Establishment and characterization of patient-derived xenografts as paraclinical models for head and neck cancer
We investigated whether head and neck squamous cell carcinoma (HNSCC) patient-derived xenografts (PDXs) reaffirm patient responses to anti-cancer therapeutics. Tumors from HNSCC patients were transplanted into immunodeficient mice and propagated via subsequent implantation. We evaluated established PDXs by histology, genomic profiling, and in vivo anti-cancer efficacy testing to confirm them as the authentic in vivo platform. From 62 HNSCCs, 15 (24%) PDXs were established. The primary cancer
... e primary cancer types were tongue (8), oropharynx (3), hypopharynx (1), ethmoid sinus cancer (1), supraglottic cancer (1), and parotid gland (1); six PDXs (40%) were established from biopsy specimens from advanced HNSCC. PDXs mostly retained donor characteristics and remained stable across passages. PIK3CA (H1047R), HRAS (G12D), and TP53 mutations (H193R, I195T, R248W, R273H, E298X) and EGFR, CCND1, MYC, and PIK3CA amplifications were identified.
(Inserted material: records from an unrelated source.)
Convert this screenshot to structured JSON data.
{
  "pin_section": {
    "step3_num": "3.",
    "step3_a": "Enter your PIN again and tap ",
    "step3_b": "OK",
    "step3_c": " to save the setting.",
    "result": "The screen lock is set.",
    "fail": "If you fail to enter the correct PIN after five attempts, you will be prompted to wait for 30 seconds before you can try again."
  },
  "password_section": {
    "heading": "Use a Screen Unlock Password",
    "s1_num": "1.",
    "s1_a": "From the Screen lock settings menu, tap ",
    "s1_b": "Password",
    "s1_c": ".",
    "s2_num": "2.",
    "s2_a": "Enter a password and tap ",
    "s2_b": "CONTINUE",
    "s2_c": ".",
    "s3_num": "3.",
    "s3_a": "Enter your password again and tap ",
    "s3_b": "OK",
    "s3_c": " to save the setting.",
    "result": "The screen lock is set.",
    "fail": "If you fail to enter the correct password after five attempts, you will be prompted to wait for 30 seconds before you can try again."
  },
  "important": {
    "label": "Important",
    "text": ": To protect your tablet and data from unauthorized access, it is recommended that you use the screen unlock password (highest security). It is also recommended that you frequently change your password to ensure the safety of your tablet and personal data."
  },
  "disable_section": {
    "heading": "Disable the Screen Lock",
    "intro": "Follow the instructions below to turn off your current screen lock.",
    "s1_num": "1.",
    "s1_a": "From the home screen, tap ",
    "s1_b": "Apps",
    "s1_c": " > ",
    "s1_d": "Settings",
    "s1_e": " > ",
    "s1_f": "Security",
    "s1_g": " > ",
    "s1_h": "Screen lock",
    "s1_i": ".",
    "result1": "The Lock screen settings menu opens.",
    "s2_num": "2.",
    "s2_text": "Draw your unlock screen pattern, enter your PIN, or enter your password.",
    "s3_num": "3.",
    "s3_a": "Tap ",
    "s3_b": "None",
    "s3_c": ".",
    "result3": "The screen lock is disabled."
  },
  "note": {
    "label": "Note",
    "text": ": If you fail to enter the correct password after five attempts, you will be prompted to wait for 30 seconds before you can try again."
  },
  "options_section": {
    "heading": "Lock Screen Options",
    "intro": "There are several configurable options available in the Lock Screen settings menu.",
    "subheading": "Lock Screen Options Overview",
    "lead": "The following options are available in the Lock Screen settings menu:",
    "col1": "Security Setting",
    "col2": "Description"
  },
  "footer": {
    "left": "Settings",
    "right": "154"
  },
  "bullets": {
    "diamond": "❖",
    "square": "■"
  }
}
Using the acquisition method, biopsy showed a significantly higher engraftment rate when compared with that of surgical resection (100% [6/6] vs. 16.1% [9/56], P < 0.001). Specimens obtained from metastatic sites showed a significantly higher engraftment rate than did those from primary sites (100% [9/9] vs. 11.3% [6/53], P < 0.001). Three PDX models from HPV-positive tumors were established, as compared to 12 from HPV-negative (15.8% [3/19] and 27.9% [12/43] respectively, P = 0.311), suggesting that HPV positivity tends to show a low engraftment rate. Drug responses in PDX recapitulated the clinical responses of the matching patients with pan-HER inhibitors and pan-PI3K inhibitor. Genetically and clinically annotated HNSCC PDXs could be useful preclinical tools for evaluating biomarkers, therapeutic targets, and new drug discovery.